Sunday, June 30, 2019
Moscow’s Efforts to Provoke Circassians into Violence Backfiring on the Kremlin
Staunton, June 28 – By planting drugs on Martin Kochesoko, an outspoken defender of Circassian rights, the Russian authorities hope to provoke that long-suffering nation in the North Caucasus to engage in the kind of violent protest that will give Moscow the pretext to crush its leaders with violence.
But that effort is backfiring in two important ways, a new article in Novaya gazeta suggests. On the one hand, by focusing on the Circassian national movement, Moscow has unintentionally highlighted how much stronger it has become in recent months. And on the other, it has provided the occasion for Circassians to take their case to Russians more broadly.
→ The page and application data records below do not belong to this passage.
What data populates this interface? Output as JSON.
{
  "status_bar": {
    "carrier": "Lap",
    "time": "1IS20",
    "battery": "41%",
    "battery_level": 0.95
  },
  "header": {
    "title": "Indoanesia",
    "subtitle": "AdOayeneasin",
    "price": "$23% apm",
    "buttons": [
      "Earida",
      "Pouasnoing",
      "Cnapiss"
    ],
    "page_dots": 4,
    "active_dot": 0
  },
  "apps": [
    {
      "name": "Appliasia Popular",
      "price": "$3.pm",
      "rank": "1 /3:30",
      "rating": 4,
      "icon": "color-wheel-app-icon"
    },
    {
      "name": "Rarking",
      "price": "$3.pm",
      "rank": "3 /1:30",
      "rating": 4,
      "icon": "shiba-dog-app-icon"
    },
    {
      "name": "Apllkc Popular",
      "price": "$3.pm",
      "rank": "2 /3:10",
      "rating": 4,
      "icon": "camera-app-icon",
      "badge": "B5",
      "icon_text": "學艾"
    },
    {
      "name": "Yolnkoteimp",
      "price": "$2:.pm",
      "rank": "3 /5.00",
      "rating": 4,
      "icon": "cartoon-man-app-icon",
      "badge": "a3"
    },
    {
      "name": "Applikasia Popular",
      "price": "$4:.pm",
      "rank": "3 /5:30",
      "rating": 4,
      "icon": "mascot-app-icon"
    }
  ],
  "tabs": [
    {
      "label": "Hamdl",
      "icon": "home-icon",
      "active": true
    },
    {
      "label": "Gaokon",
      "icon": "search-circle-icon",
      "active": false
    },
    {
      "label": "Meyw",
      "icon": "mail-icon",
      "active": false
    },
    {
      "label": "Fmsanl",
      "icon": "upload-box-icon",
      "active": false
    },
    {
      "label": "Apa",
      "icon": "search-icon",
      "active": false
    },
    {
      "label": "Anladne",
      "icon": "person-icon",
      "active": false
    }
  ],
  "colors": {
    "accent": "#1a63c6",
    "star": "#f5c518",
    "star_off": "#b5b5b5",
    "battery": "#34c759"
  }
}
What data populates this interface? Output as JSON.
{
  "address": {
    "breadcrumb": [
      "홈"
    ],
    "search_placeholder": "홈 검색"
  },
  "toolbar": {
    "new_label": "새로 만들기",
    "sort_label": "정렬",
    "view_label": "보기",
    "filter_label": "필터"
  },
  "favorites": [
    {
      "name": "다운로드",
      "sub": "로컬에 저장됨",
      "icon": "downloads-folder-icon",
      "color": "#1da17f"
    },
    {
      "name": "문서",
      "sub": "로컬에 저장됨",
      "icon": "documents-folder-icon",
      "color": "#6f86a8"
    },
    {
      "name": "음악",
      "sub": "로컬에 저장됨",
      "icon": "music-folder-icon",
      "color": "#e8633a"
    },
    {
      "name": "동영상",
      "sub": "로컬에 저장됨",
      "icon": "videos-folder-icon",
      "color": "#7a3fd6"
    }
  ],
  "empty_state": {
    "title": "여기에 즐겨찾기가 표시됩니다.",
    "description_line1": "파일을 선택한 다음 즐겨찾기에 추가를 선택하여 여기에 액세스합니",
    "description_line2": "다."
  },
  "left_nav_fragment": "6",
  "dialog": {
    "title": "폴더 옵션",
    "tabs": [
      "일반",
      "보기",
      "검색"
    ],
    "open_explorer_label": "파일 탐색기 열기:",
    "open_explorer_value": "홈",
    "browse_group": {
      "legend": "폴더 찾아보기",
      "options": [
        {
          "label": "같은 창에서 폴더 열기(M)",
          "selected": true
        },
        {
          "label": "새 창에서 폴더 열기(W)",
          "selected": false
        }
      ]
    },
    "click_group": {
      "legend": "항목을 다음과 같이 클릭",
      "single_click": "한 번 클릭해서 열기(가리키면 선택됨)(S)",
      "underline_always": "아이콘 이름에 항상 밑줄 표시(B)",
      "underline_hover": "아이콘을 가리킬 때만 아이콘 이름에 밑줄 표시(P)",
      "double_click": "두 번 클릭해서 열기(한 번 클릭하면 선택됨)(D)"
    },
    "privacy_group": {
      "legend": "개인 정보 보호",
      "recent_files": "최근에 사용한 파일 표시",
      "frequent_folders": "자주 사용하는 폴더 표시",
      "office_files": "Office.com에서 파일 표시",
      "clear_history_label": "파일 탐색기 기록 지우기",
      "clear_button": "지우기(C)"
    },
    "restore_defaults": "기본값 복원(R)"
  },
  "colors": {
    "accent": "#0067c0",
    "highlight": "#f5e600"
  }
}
In the past, Circassian activists tell Ilya Azar of the Moscow paper, the Russian authorities have largely ignored Circassian protests, an approach that has tended to demobilize the national movement because its supporters ask why they should protest if they will only be greeted with silence (novayagazeta.ru/articles/2019/06/28/81058-v-ozhidanii-chuda).
Now, because the movement is growing, Russian officials are paying attention; and their attention is highlighting the growth and strength of a movement that the authorities had earlier dismissed as marginal. But it has had another consequence as well: it has allowed the Circassians to make their case to a broader audience. Azar’s article is a clear example of this.
In more than 5,000 words, the journalist details the demands of the Circassians – for the return of compatriots from Syria and Iraq, for support of their language, for recognition of the 1864 expulsion as a genocide, and for the unification of Circassians subgroups and territories into a single nation and republic.
Before Moscow launched this new campaign with the trumped-up charges against Kochesoko, such an article media would have been almost unheard of. Now, with Russians drawing parallels between what the powers that be are doing to them and the Circassians, that is changing (windowoneurasia2.blogspot.com/2019/06/russian-authorities-apply-same-tactics.html).
As a result of official attacks, the Circassians are gaining support from a broader community; and both that attention and that support has encouraged them to adopt a disciplined approach that will not give Moscow any opening for the kind of broader repressive response that it has hoped for.
At the end of Soviet times, it was sometimes observed that the Kremlin thought it could fight what had become a grease fire by throwing water on it, not recognizing that doing so would only spread the fire not put it out. Now, once again, the Kremlin is making the same mistake by attacking the Circassians in this way.
Instead of being intimidated, they have been encouraged; instead of being marginalized, they are acquiring new allies; and instead of being defeated as Moscow had hoped they were after Sochi, the Circassians are demonstrating their capacity to pursue their goals in ways that the powers that be in Moscow are finding it ever more difficult to counter.